In the year to end-June 2020, it reported revenue of R7.3 billion, with the largest contributors its over-the-counter, prescription and hospital units. In May, it acquired Plush Professional Leather Care for R323 million ‘in line with the group’s strategy to expand into less-regulated segments of the market, including home care’.

Ascendis Health, which has a market cap of R303.5 million, listed in 2013 and quickly assembled a portfolio of businesses that operate in the broader pharmaceutical and healthcare space. In recent years, new management has refocused the group and begun an asset-disposal programme to ‘restore the stability’ of its balance sheet. It has three main business units, namely pharma, consumer health and medical. Revenue for the year ended June was nearly R7 billion.

The smaller Nutritional Holdings, with a market cap of R137.4 million has interests in the manufacture, marketing and distribution of staple dry-foods, while Go Life International is a Mauritian-headquartered ‘life-sciences group’. It is has a market cap of R54 million.

According to McCurrie, pharmaceutical companies may have been less affected by regulation than hospital groups, because of the single exit price dispensation in SA (which sets the price of medicines), but that margins are tightly controlled. This has seen pharmaceutical groups move to adjacent categories (from over-the-counter) where there is much less legislation.

The uncertainty over government’s National Health Insurance scheme remains. However, says McCurrie, this is ‘not a factor today in the companies’ share prices.
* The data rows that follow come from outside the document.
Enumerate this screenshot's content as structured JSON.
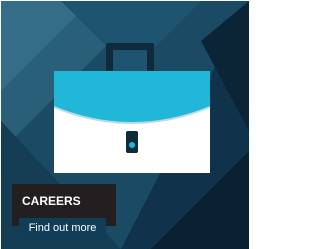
{
  "tile": {
    "title": "CAREERS",
    "button_label": "Find out more",
    "icon": "briefcase-icon"
  },
  "colors": {
    "background_dark": "#0d2a3b",
    "background_mid": "#1b4a64",
    "background_light": "#2c6480",
    "briefcase_top": "#21b7d8",
    "briefcase_body": "#ffffff",
    "briefcase_handle": "#0e2a3b",
    "caption_bg": "#231e1f",
    "button_bg": "#103e59"
  }
}
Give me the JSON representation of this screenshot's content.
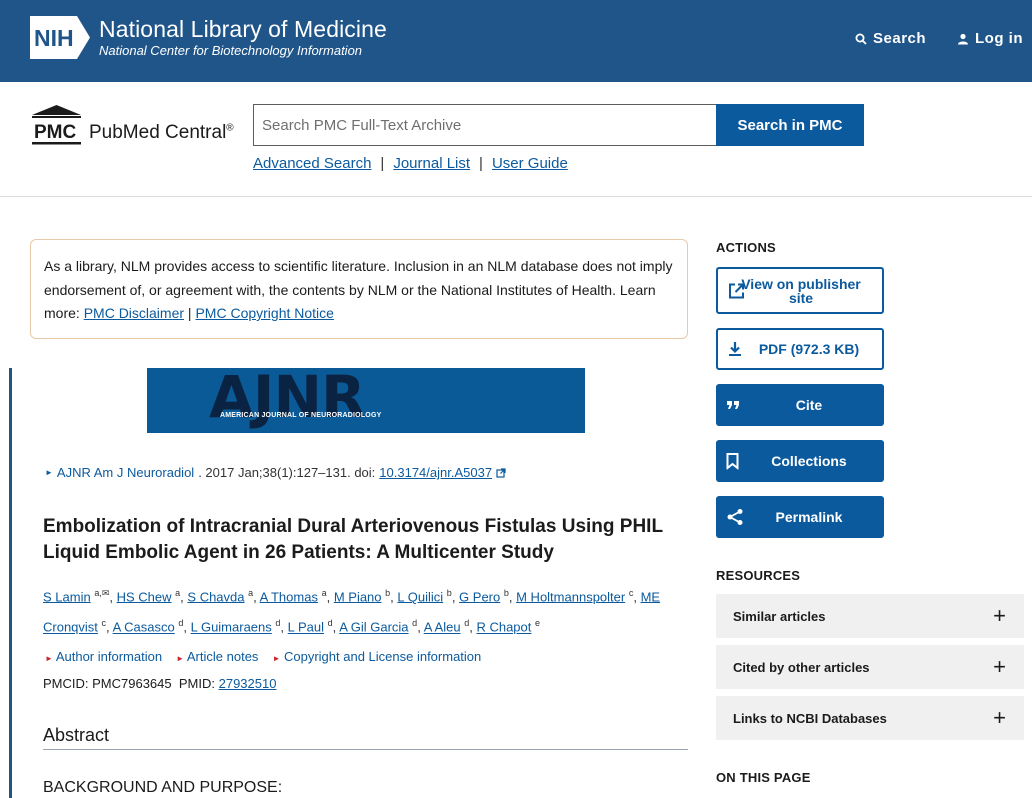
{
  "header": {
    "nih_badge": "NIH",
    "org_name": "National Library of Medicine",
    "org_subtitle": "National Center for Biotechnology Information",
    "search_label": "Search",
    "login_label": "Log in",
    "bg_color": "#20558a"
  },
  "pmc": {
    "logo_mark": "PMC",
    "name": "PubMed Central",
    "reg": "®",
    "search_placeholder": "Search PMC Full-Text Archive",
    "search_button": "Search in PMC",
    "links": [
      "Advanced Search",
      "Journal List",
      "User Guide"
    ],
    "separator": "|"
  },
  "disclaimer": {
    "text": "As a library, NLM provides access to scientific literature. Inclusion in an NLM database does not imply endorsement of, or agreement with, the contents by NLM or the National Institutes of Health.",
    "learn_more": "Learn more:",
    "link1": "PMC Disclaimer",
    "sep": "|",
    "link2": "PMC Copyright Notice"
  },
  "journal_banner": {
    "big": "AJNR",
    "small": "AMERICAN JOURNAL OF NEURORADIOLOGY"
  },
  "citation": {
    "journal": "AJNR Am J Neuroradiol",
    "details": ". 2017 Jan;38(1):127–131. doi:",
    "doi": "10.3174/ajnr.A5037"
  },
  "article": {
    "title": "Embolization of Intracranial Dural Arteriovenous Fistulas Using PHIL Liquid Embolic Agent in 26 Patients: A Multicenter Study",
    "authors": [
      {
        "name": "S Lamin",
        "sup": "a,✉"
      },
      {
        "name": "HS Chew",
        "sup": "a"
      },
      {
        "name": "S Chavda",
        "sup": "a"
      },
      {
        "name": "A Thomas",
        "sup": "a"
      },
      {
        "name": "M Piano",
        "sup": "b"
      },
      {
        "name": "L Quilici",
        "sup": "b"
      },
      {
        "name": "G Pero",
        "sup": "b"
      },
      {
        "name": "M Holtmannspolter",
        "sup": "c"
      },
      {
        "name": "ME Cronqvist",
        "sup": "c"
      },
      {
        "name": "A Casasco",
        "sup": "d"
      },
      {
        "name": "L Guimaraens",
        "sup": "d"
      },
      {
        "name": "L Paul",
        "sup": "d"
      },
      {
        "name": "A Gil Garcia",
        "sup": "d"
      },
      {
        "name": "A Aleu",
        "sup": "d"
      },
      {
        "name": "R Chapot",
        "sup": "e"
      }
    ],
    "info_links": [
      "Author information",
      "Article notes",
      "Copyright and License information"
    ],
    "pmcid_label": "PMCID: PMC7963645",
    "pmid_label": "PMID:",
    "pmid": "27932510",
    "abstract_heading": "Abstract",
    "background_heading": "BACKGROUND AND PURPOSE:"
  },
  "actions": {
    "heading": "ACTIONS",
    "view_publisher": "View on publisher site",
    "pdf": "PDF (972.3 KB)",
    "cite": "Cite",
    "collections": "Collections",
    "permalink": "Permalink"
  },
  "resources": {
    "heading": "RESOURCES",
    "items": [
      "Similar articles",
      "Cited by other articles",
      "Links to NCBI Databases"
    ]
  },
  "on_this_page": {
    "heading": "ON THIS PAGE"
  }
}
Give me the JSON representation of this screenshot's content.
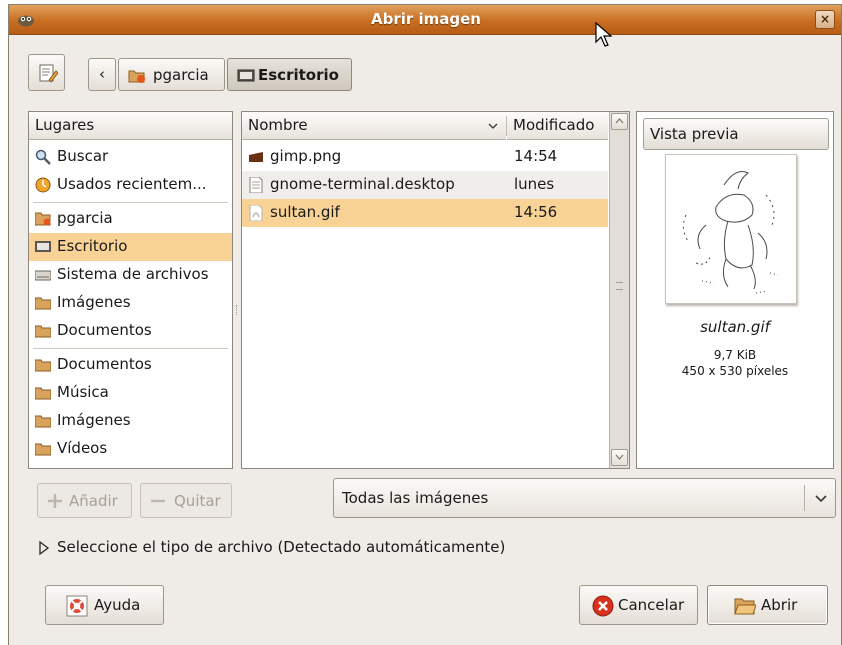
{
  "window": {
    "title": "Abrir imagen",
    "close_glyph": "×"
  },
  "pathbar": {
    "back_glyph": "‹",
    "crumbs": [
      {
        "label": "pgarcia",
        "icon": "home-folder-icon"
      },
      {
        "label": "Escritorio",
        "icon": "desktop-icon"
      }
    ]
  },
  "places": {
    "header": "Lugares",
    "items": [
      {
        "label": "Buscar",
        "icon": "search-icon"
      },
      {
        "label": "Usados recientem...",
        "icon": "recent-icon"
      },
      {
        "label": "pgarcia",
        "icon": "home-folder-icon"
      },
      {
        "label": "Escritorio",
        "icon": "desktop-icon",
        "selected": true
      },
      {
        "label": "Sistema de archivos",
        "icon": "drive-icon"
      },
      {
        "label": "Imágenes",
        "icon": "folder-icon"
      },
      {
        "label": "Documentos",
        "icon": "folder-icon"
      },
      {
        "label": "Documentos",
        "icon": "folder-icon"
      },
      {
        "label": "Música",
        "icon": "folder-icon"
      },
      {
        "label": "Imágenes",
        "icon": "folder-icon"
      },
      {
        "label": "Vídeos",
        "icon": "folder-icon"
      }
    ]
  },
  "files": {
    "col_name": "Nombre",
    "col_modified": "Modificado",
    "rows": [
      {
        "name": "gimp.png",
        "modified": "14:54",
        "icon": "image-file-icon"
      },
      {
        "name": "gnome-terminal.desktop",
        "modified": "lunes",
        "icon": "text-file-icon"
      },
      {
        "name": "sultan.gif",
        "modified": "14:56",
        "icon": "gif-file-icon",
        "selected": true
      }
    ]
  },
  "preview": {
    "header": "Vista previa",
    "filename": "sultan.gif",
    "size": "9,7 KiB",
    "dimensions": "450 x 530 píxeles"
  },
  "actions": {
    "add_label": "Añadir",
    "remove_label": "Quitar",
    "filter_value": "Todas las imágenes",
    "expander_label": "Seleccione el tipo de archivo (Detectado automáticamente)",
    "help_label": "Ayuda",
    "cancel_label": "Cancelar",
    "open_label": "Abrir"
  },
  "colors": {
    "selection": "#f8d395",
    "titlebar": "#c96e21"
  }
}
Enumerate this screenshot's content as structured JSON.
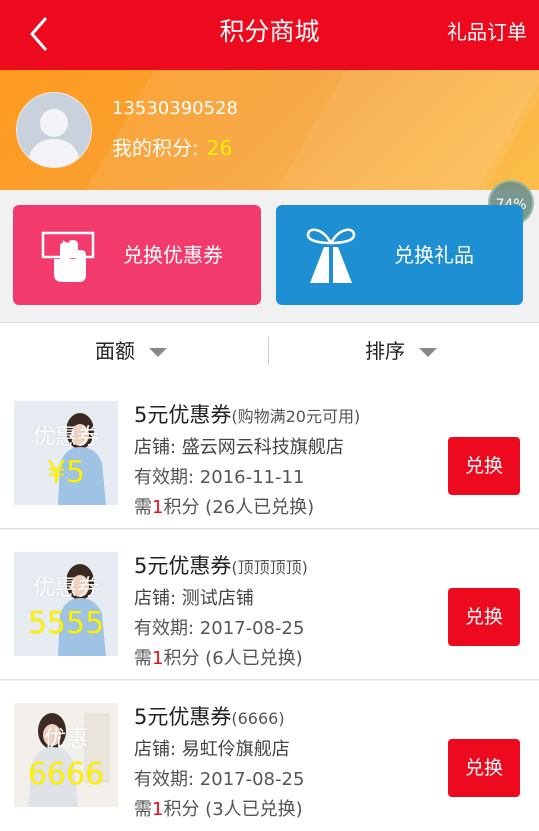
{
  "header": {
    "title": "积分商城",
    "right_link": "礼品订单",
    "back_icon": "chevron-left-icon"
  },
  "user": {
    "phone": "13530390528",
    "points_label": "我的积分:",
    "points_value": "26"
  },
  "overlay": {
    "percent": "74%"
  },
  "actions": {
    "coupon_label": "兑换优惠券",
    "gift_label": "兑换礼品",
    "coupon_color": "#f23a6d",
    "gift_color": "#1e8fd2"
  },
  "filters": [
    {
      "label": "面额"
    },
    {
      "label": "排序"
    }
  ],
  "items": [
    {
      "name": "5元优惠券",
      "condition": "(购物满20元可用)",
      "store": "店铺: 盛云网云科技旗舰店",
      "validity": "有效期: 2016-11-11",
      "need_prefix": "需",
      "need_num": "1",
      "need_suffix": "积分 (26人已兑换)",
      "thumb_text1": "优惠券",
      "thumb_text2": "¥5",
      "button": "兑换"
    },
    {
      "name": "5元优惠券",
      "condition": "(顶顶顶顶)",
      "store": "店铺: 测试店铺",
      "validity": "有效期: 2017-08-25",
      "need_prefix": "需",
      "need_num": "1",
      "need_suffix": "积分 (6人已兑换)",
      "thumb_text1": "优惠券",
      "thumb_text2": "5555",
      "button": "兑换"
    },
    {
      "name": "5元优惠券",
      "condition": "(6666)",
      "store": "店铺: 易虹伶旗舰店",
      "validity": "有效期: 2017-08-25",
      "need_prefix": "需",
      "need_num": "1",
      "need_suffix": "积分 (3人已兑换)",
      "thumb_text1": "优惠",
      "thumb_text2": "6666",
      "button": "兑换"
    }
  ],
  "colors": {
    "header_red": "#ee0a1e",
    "points_yellow": "#fff200"
  }
}
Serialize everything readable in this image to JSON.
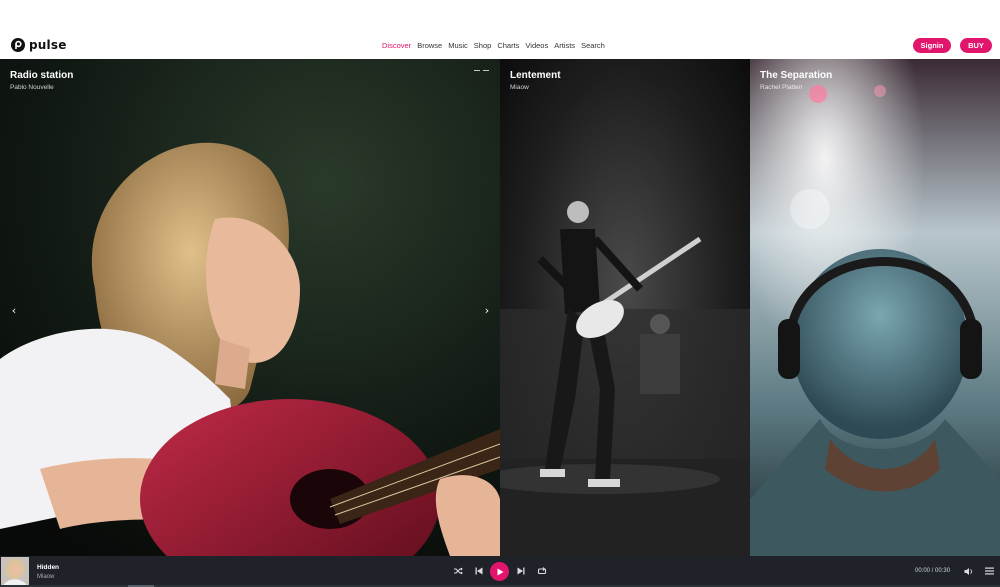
{
  "brand": {
    "name": "pulse",
    "logo_icon": "pulse-logo-icon"
  },
  "nav": [
    {
      "label": "Discover",
      "active": true
    },
    {
      "label": "Browse",
      "active": false
    },
    {
      "label": "Music",
      "active": false
    },
    {
      "label": "Shop",
      "active": false
    },
    {
      "label": "Charts",
      "active": false
    },
    {
      "label": "Videos",
      "active": false
    },
    {
      "label": "Artists",
      "active": false
    },
    {
      "label": "Search",
      "active": false
    }
  ],
  "actions": {
    "signin_label": "Signin",
    "buy_label": "BUY"
  },
  "slides": [
    {
      "title": "Radio station",
      "artist": "Pablo Nouvelle"
    },
    {
      "title": "Lentement",
      "artist": "Miaow"
    },
    {
      "title": "The Separation",
      "artist": "Rachel Platten"
    }
  ],
  "carousel": {
    "prev_icon": "chevron-left-icon",
    "next_icon": "chevron-right-icon",
    "prev_glyph": "‹",
    "next_glyph": "›"
  },
  "player": {
    "track_title": "Hidden",
    "track_artist": "Miaow",
    "time": "00:00 / 00:30",
    "progress": 0,
    "controls": [
      "shuffle-icon",
      "previous-icon",
      "play-icon",
      "next-icon",
      "repeat-icon",
      "volume-icon",
      "playlist-menu-icon"
    ]
  },
  "colors": {
    "accent": "#e2156c",
    "player_bg": "#1f2329",
    "text_dark": "#222222"
  }
}
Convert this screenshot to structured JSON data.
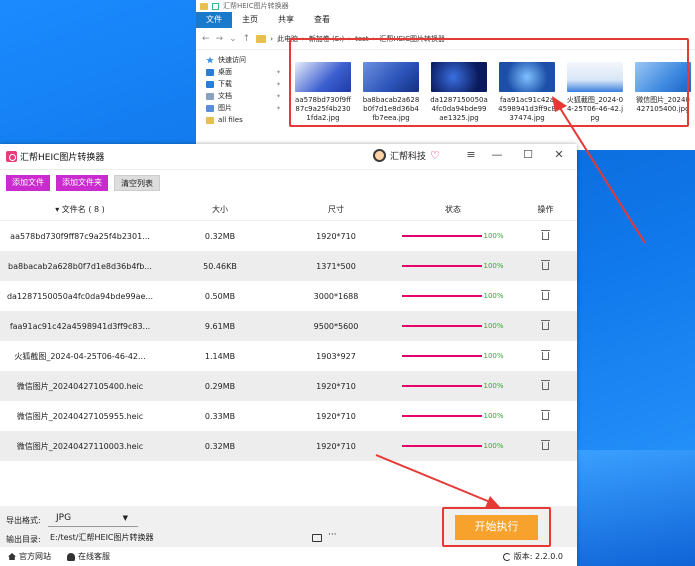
{
  "colors": {
    "accent": "#c92bcf",
    "progress": "#e5006b",
    "start": "#f7a22c",
    "annotation": "#e53935"
  },
  "explorer": {
    "title": "汇帮HEIC图片转换器",
    "ribbon": [
      "文件",
      "主页",
      "共享",
      "查看"
    ],
    "address": [
      "此电脑",
      "新加卷 (E:)",
      "test",
      "汇帮HEIC图片转换器"
    ],
    "nav": [
      {
        "label": "快速访问",
        "icon": "star-icon",
        "color": "#3a8ee6"
      },
      {
        "label": "桌面",
        "icon": "desktop-icon",
        "color": "#2b7cd3"
      },
      {
        "label": "下载",
        "icon": "download-icon",
        "color": "#2b7cd3"
      },
      {
        "label": "文档",
        "icon": "document-icon",
        "color": "#8aa2c0"
      },
      {
        "label": "图片",
        "icon": "picture-icon",
        "color": "#5a8fd8"
      },
      {
        "label": "all files",
        "icon": "folder-icon",
        "color": "#e8c050"
      }
    ],
    "files": [
      {
        "name": "aa578bd730f9ff87c9a25f4b2301fda2.jpg",
        "color": "#3c5fcf"
      },
      {
        "name": "ba8bacab2a628b0f7d1e8d36b4fb7eea.jpg",
        "color": "#2a52b8"
      },
      {
        "name": "da1287150050a4fc0da94bde99ae1325.jpg",
        "color": "#0a1a5c"
      },
      {
        "name": "faa91ac91c42a4598941d3ff9c837474.jpg",
        "color": "#1b4fa8"
      },
      {
        "name": "火狐截图_2024-04-25T06-46-42.jpg",
        "color": "#d7e6f7"
      },
      {
        "name": "微信图片_20240427105400.jpg",
        "color": "#3f8ae0"
      }
    ]
  },
  "app": {
    "title": "汇帮HEIC图片转换器",
    "brand": "汇帮科技",
    "toolbar": {
      "add_file": "添加文件",
      "add_folder": "添加文件夹",
      "clear_list": "清空列表"
    },
    "columns": {
      "name": "▾ 文件名 ( 8 )",
      "size": "大小",
      "dimensions": "尺寸",
      "status": "状态",
      "actions": "操作"
    },
    "rows": [
      {
        "name": "aa578bd730f9ff87c9a25f4b2301...",
        "size": "0.32MB",
        "dim": "1920*710",
        "progress": 100,
        "pct": "100%"
      },
      {
        "name": "ba8bacab2a628b0f7d1e8d36b4fb...",
        "size": "50.46KB",
        "dim": "1371*500",
        "progress": 100,
        "pct": "100%"
      },
      {
        "name": "da1287150050a4fc0da94bde99ae...",
        "size": "0.50MB",
        "dim": "3000*1688",
        "progress": 100,
        "pct": "100%"
      },
      {
        "name": "faa91ac91c42a4598941d3ff9c83...",
        "size": "9.61MB",
        "dim": "9500*5600",
        "progress": 100,
        "pct": "100%"
      },
      {
        "name": "火狐截图_2024-04-25T06-46-42...",
        "size": "1.14MB",
        "dim": "1903*927",
        "progress": 100,
        "pct": "100%"
      },
      {
        "name": "微信图片_20240427105400.heic",
        "size": "0.29MB",
        "dim": "1920*710",
        "progress": 100,
        "pct": "100%"
      },
      {
        "name": "微信图片_20240427105955.heic",
        "size": "0.33MB",
        "dim": "1920*710",
        "progress": 100,
        "pct": "100%"
      },
      {
        "name": "微信图片_20240427110003.heic",
        "size": "0.32MB",
        "dim": "1920*710",
        "progress": 100,
        "pct": "100%"
      }
    ],
    "export": {
      "format_label": "导出格式:",
      "format_value": "JPG",
      "output_label": "输出目录:",
      "output_value": "E:/test/汇帮HEIC图片转换器",
      "more": "···"
    },
    "start_button": "开始执行",
    "footer": {
      "website": "官方网站",
      "support": "在线客服",
      "version": "版本: 2.2.0.0"
    }
  }
}
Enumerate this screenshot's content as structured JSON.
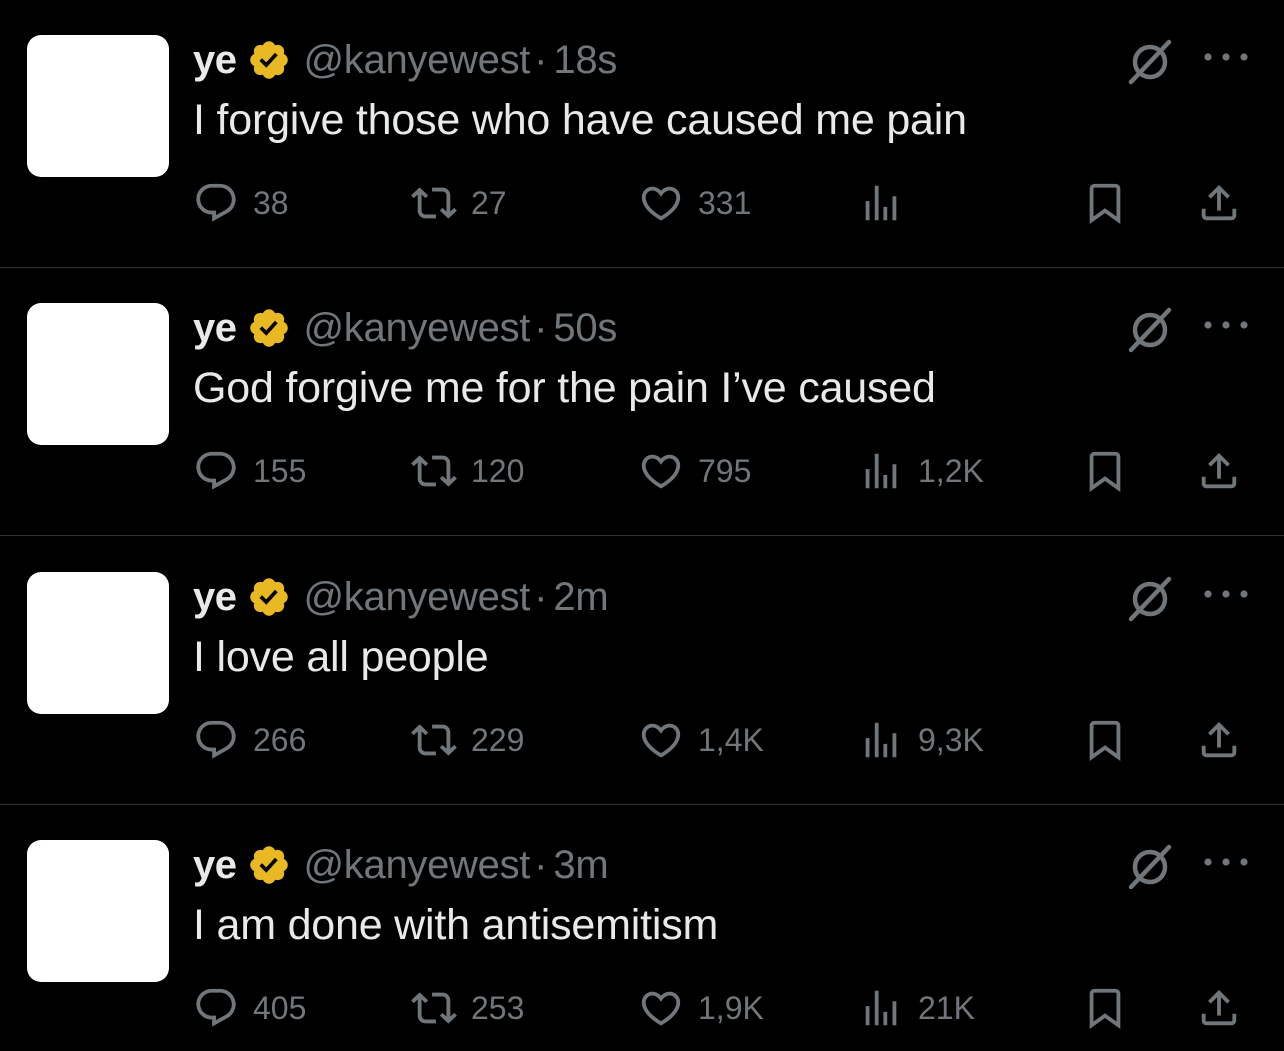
{
  "tweets": [
    {
      "name": "ye",
      "handle": "@kanyewest",
      "separator": "·",
      "time": "18s",
      "text": "I forgive those who have caused me pain",
      "replies": "38",
      "retweets": "27",
      "likes": "331",
      "views": ""
    },
    {
      "name": "ye",
      "handle": "@kanyewest",
      "separator": "·",
      "time": "50s",
      "text": "God forgive me for the pain I’ve caused",
      "replies": "155",
      "retweets": "120",
      "likes": "795",
      "views": "1,2K"
    },
    {
      "name": "ye",
      "handle": "@kanyewest",
      "separator": "·",
      "time": "2m",
      "text": "I love all people",
      "replies": "266",
      "retweets": "229",
      "likes": "1,4K",
      "views": "9,3K"
    },
    {
      "name": "ye",
      "handle": "@kanyewest",
      "separator": "·",
      "time": "3m",
      "text": "I am done with antisemitism",
      "replies": "405",
      "retweets": "253",
      "likes": "1,9K",
      "views": "21K"
    }
  ],
  "icons": {
    "verified": "verified-badge-icon",
    "grok": "grok-icon",
    "more": "more-dots-icon",
    "reply": "reply-icon",
    "retweet": "retweet-icon",
    "like": "heart-icon",
    "views": "views-chart-icon",
    "bookmark": "bookmark-icon",
    "share": "share-icon"
  },
  "colors": {
    "background": "#000000",
    "primary_text": "#e7e9ea",
    "secondary_text": "#71767b",
    "divider": "#2f3336",
    "verified_gold": "#e8b923",
    "avatar": "#ffffff"
  }
}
NHI is a long way into the future – and that was before COVID-19’.

By Hilton Tarrant
Images: Gallo/Getty Images